I am figuring out what little, baby steps I can take. I can only pray for one more day right now. God, give me one more great talk with my Dad, one more chance to ask his advice. Even that, sometimes I feel is asking too much. Because I am one child of nine, and all of us need one more moment, one more basketball game, one more Christmas, one more  graduation, one more wedding - and it spirals into a what seems like a huge, impossible request, and I start crying for what we just won't get to have, for how limiting this is becoming, for things I feel like we've lost. And Dad's still here. I can't even begin to imagine how I'll feel when God finally says no to my requests for "just one more".

I'm still hurting. I'm just hurting within the presence of God now, instead of feeling alone.

Friday, February 16, 2018

Thoughts On Chinese New Year

I was talking to Ryan today about  Chinese New Year, and why it's so important to me, and why I make such a big deal about it every year. Here's some of what I processed with him, to process with you all, blog readers.

We used to go to the lion dance with Popo (my grandma) and uncles. I remember it was terrifying - even though I knew it was men under the costume, the big eyes scared me, and giving the lion money was the bravest thing I ever did as a kid. And then the lion would tear up and orange, and spit it at you! I don't remember how many times we saw that, but it was definitely more than one. And Popo give us lucky money in red envelopes. The week when Chinese new year and valentines day were the same were my favorites as a kid (like this year!). I'd get $2, one for Valentine's Day from Bestemor (my Dad's Danish mom) and one for Chinese New Year from Popo (my Mom's Cantonese mom).

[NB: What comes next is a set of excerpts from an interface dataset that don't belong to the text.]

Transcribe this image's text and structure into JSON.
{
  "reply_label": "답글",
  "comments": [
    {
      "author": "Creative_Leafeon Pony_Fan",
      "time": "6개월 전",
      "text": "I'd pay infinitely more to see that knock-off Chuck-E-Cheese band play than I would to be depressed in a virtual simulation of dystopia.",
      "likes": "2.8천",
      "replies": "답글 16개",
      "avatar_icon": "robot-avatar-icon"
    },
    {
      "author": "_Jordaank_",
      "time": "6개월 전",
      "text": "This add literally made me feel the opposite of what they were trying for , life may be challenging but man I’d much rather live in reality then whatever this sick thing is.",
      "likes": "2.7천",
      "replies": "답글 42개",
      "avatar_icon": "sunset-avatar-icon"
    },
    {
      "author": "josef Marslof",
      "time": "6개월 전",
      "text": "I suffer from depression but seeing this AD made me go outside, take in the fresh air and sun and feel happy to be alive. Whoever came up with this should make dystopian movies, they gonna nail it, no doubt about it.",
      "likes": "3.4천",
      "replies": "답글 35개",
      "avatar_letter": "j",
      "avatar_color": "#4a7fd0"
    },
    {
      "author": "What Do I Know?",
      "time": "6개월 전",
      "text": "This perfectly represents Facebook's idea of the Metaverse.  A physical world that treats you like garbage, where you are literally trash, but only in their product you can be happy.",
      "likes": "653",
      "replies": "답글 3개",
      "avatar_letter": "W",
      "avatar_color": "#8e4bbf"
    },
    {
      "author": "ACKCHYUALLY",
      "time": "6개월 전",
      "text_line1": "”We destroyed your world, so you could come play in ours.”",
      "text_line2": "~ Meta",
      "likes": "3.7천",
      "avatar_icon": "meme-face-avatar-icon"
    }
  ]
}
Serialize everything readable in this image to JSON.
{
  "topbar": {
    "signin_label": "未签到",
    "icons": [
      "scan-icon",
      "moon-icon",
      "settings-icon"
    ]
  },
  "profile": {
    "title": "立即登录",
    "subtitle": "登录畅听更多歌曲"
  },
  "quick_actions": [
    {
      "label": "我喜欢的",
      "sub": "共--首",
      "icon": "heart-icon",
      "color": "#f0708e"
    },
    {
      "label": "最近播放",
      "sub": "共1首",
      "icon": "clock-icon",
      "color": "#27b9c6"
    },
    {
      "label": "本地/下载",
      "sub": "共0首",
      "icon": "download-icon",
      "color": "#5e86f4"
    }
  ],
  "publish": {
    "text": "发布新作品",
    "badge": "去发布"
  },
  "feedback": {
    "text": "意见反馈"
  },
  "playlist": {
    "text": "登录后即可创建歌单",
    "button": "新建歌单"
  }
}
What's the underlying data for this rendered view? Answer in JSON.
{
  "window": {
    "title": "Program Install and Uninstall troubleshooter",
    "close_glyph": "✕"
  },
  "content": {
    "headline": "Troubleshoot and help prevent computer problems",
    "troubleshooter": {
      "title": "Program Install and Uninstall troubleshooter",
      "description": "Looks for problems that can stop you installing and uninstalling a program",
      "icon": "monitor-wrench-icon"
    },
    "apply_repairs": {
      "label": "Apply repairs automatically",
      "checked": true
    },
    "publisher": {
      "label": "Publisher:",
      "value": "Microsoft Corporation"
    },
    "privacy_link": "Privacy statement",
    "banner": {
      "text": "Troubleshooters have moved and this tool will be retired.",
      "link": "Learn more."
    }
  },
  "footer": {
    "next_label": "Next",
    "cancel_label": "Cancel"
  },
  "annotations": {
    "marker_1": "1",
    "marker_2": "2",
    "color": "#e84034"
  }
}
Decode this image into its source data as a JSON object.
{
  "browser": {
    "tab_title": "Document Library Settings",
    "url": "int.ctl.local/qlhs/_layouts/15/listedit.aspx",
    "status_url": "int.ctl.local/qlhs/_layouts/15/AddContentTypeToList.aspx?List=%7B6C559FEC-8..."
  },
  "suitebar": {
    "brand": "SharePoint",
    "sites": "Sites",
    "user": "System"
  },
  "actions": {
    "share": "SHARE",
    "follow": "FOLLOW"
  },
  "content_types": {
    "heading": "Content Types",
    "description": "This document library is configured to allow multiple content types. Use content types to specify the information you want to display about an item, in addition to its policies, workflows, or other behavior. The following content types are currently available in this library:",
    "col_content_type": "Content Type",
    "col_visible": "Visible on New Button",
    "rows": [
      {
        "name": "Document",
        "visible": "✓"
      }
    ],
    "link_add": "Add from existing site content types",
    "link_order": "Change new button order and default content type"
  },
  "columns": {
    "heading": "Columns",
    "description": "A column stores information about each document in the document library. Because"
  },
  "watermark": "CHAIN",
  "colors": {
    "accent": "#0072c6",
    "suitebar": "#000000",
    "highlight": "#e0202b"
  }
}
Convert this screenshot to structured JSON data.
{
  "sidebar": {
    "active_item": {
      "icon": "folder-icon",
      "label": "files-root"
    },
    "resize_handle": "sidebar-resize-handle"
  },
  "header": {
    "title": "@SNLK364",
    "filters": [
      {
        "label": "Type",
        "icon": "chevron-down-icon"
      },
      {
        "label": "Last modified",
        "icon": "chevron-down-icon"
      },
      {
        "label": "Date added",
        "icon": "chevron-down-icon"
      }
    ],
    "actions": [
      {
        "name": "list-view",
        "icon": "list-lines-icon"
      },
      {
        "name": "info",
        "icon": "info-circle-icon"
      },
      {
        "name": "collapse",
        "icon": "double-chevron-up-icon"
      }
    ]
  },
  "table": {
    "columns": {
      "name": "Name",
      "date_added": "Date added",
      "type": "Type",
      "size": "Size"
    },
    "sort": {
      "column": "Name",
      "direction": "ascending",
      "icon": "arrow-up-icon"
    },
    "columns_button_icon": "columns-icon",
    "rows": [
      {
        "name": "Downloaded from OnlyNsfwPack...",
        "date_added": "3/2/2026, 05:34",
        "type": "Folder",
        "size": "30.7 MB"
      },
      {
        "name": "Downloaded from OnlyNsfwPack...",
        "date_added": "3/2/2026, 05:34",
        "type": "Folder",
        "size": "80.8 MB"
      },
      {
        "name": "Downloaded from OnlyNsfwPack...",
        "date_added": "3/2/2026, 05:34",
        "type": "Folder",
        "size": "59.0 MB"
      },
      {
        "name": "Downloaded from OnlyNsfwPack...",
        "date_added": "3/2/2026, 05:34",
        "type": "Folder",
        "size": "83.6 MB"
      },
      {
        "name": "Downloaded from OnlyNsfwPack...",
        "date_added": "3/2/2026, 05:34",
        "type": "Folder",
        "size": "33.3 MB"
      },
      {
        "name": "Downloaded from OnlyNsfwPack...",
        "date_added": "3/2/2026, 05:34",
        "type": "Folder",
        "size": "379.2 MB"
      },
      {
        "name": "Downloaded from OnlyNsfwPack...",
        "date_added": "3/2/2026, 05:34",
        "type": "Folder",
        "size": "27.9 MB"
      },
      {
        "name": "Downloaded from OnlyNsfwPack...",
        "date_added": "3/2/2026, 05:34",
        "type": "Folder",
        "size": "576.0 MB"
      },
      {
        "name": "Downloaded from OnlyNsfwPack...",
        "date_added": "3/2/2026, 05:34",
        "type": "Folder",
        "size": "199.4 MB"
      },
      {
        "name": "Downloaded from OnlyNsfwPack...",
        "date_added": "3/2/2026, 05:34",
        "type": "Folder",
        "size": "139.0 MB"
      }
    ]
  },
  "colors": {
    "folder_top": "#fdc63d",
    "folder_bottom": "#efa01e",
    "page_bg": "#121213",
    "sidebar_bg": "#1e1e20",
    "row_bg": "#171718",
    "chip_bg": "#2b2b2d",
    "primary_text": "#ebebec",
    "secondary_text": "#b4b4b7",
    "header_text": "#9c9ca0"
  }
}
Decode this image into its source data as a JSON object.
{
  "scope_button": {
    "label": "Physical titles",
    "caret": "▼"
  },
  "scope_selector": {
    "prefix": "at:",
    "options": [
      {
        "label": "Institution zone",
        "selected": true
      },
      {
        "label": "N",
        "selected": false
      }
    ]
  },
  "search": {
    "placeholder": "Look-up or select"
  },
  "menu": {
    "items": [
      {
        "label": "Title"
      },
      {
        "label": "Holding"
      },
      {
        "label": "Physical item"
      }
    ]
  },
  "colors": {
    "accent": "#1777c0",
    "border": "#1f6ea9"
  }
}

There are a few things that make me feel super Chinese... dim sum, duck and Chinese New Year are the three highlights. (and jok after Thanksgiving). Sometimes other things, like eating tripe and chicken feet and liking desserts with bean paste come up as well, but those are the main three.

In particular, Chinese New Year makes me a little sad. I guess I make a big deal out of Chinese new year because it feels like a way to honor my grandma, a little.

My relationship with my grandma was good - I always knew she loved me because of how she fed me (she was an amazing cook and my Chinese food pales in comparison). She gave me lucky money for my birthday and for Chinese New Year, she always had a treat for me in her purse (candy or fruit), even just how she'd touch my hair showed she loved me, but she didn't speak English very well, and as a kid, I wasn't patient enough to listen carefully, so it wasn't a very deep relationship. So on Chinese New Year I think about how much of her culture and life I don't know about, and I try to make an effort to preserve what little I do remember, like red envelopes, dumplings, and oranges on Chinese New Year. It's important, but also a little sad that I don't know more to remember about her.

I was talking to my sisters Charissa and Isabel about it on the phone yesterday. They don't remember what she did at Chinese New Year at all. They don't know their zodiac signs by heart like I did (but we looked it up and learned that this year, the year of the Dog, is Charissa's zodiac year). I'm trying to preserve it, for myself and my sisters. I hung a red Chinese knot on my front door this morning. Red is supposed to "scare evil spirits away from the house". Ryan and I ate oranges and dumplings and long-life noodles tonight. I had red envelopes for my sisters, and my neighbor's children. I told my co-workers that it's Chinese New Year, to remind them that I come from Chinese roots, and I'm proud of that. I'm proud of being Chinese, and I loved my grandma, so I'm celebrating the Year of the Dog today. Gong Hey Fat Choy!